Domestic, International Wines Make Easy Pairing Choices for Thanksgiving Dinner
The cool thing about the traditional Thanksgiving dinner is that it’s so easy to pair with a number of different wines. Red, white, Rose…you’re virtually guaranteed to find something someone likes with their turkey, stuffing and potatoes and gravy.
Here are a few choices for you to consider:
Les Dauphins Cotes du Rhone Reserve Blanc (about $12) – This unique blend of White Grenache, Marsanne, Clairette, and Viognier is an understated delight. Lovely aromas of field flowers and meadow grasses start you off, with a touch of citrus and stone fruit flavors. The finish suggests lemon zest with a bit of roundness, and lingers well after the first sip.
Les Dauphins Cotes du Rhone Reserve Rose (about $12) – This lighter style Rose features a blend of Grenache, Cinsault, and Syrah grapes. Fresh strawberry, raspberry and cherry flavors fill the glass, with a crisp finish that will contrast nicely with creamy sauces and that juicy slice of dark-meat turkey.
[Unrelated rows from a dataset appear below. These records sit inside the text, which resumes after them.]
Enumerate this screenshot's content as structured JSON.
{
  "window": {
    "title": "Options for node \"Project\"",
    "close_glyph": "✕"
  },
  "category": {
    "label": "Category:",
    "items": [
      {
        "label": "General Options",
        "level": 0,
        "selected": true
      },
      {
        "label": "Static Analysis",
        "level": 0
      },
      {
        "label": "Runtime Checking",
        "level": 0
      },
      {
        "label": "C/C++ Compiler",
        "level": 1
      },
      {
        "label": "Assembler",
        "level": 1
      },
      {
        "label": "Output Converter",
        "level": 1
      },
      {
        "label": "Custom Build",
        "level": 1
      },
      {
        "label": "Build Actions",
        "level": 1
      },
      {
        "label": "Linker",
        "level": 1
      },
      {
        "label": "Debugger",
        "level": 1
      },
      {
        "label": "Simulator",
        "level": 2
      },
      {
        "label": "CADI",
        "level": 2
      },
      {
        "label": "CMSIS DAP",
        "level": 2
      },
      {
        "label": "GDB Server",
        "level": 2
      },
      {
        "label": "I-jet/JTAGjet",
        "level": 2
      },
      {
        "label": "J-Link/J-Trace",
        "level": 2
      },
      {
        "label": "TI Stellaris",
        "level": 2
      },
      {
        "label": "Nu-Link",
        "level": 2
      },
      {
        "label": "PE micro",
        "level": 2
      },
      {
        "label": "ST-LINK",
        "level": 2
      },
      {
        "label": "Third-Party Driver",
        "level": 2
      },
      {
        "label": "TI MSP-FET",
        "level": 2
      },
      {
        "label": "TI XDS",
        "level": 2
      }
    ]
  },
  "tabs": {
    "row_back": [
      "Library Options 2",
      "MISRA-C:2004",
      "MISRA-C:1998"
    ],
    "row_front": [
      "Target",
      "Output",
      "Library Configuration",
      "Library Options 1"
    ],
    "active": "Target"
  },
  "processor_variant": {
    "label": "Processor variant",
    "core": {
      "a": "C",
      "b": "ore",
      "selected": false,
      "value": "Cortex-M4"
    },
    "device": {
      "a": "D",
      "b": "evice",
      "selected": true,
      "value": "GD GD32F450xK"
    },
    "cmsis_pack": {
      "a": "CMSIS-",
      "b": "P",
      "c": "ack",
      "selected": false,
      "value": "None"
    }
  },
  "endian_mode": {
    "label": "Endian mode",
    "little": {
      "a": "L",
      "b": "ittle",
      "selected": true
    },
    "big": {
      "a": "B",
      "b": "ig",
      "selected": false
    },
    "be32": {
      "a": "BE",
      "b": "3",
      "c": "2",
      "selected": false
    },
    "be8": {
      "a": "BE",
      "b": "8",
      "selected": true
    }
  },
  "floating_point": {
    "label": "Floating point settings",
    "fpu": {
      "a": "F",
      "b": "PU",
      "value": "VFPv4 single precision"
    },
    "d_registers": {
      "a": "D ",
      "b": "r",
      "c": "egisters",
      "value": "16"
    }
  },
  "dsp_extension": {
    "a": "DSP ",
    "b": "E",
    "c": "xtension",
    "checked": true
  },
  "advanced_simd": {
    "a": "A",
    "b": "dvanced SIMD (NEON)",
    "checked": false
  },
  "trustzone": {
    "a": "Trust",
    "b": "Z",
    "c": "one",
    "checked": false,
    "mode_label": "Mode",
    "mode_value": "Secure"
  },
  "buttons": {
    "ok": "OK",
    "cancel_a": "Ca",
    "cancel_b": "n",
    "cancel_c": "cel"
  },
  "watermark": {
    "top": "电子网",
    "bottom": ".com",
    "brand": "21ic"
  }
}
Durant Vineyards 2014 Raven Chardonnay (about $28) – Although a buttery, oaky Chardonnay should pair nicely with turkey or chicken, here’s an alternative from the Dundee Hills, Oregon winery that offers a refreshing change. It’s packed with citrus fruits, along with an underlying note of slate and minerality and brisk acidity to top things off. It all adds up to an excellent food wine that just might make you think you’re tasting a Sauvignon Blanc.
The Dreaming Tree Wines 2015 Pinot Noir & 2016 Sauvignon Blanc (about $15 each) – Here are a couple of California wines that are tasty, affordable, and should pair well with a Thanksgiving dinner. The key to both wines is crisp acidity on the finish, which cuts through the flavors of the food and allows you to taste both the food and the wine. The Pinot offers fruit-forward black cherry flavors with a slightly edgy finish and a touch of toasty hazelnut; while the Sauvignon Blanc features nuances of tropical fruits to begin, followed by a brisk, clean finish with citrus, pineapple, and green apple.
Lost River Winery 2014 Barbera (about $27) – There’s absolutely no reason why you can’t serve a Washington red wine with your turkey dinner. Just don’t go with something too heavy-handed and overly tannic and you’re set. This current release from winemaker John Morgan, sourced from the Horse Heaven Hills AVA, is another stunning effort. It’s filled with generous red fruits of cherry, plum, and currant, a good backbone of acidity, and a lengthy finish with gentle tannins. Delicious and highly recommended.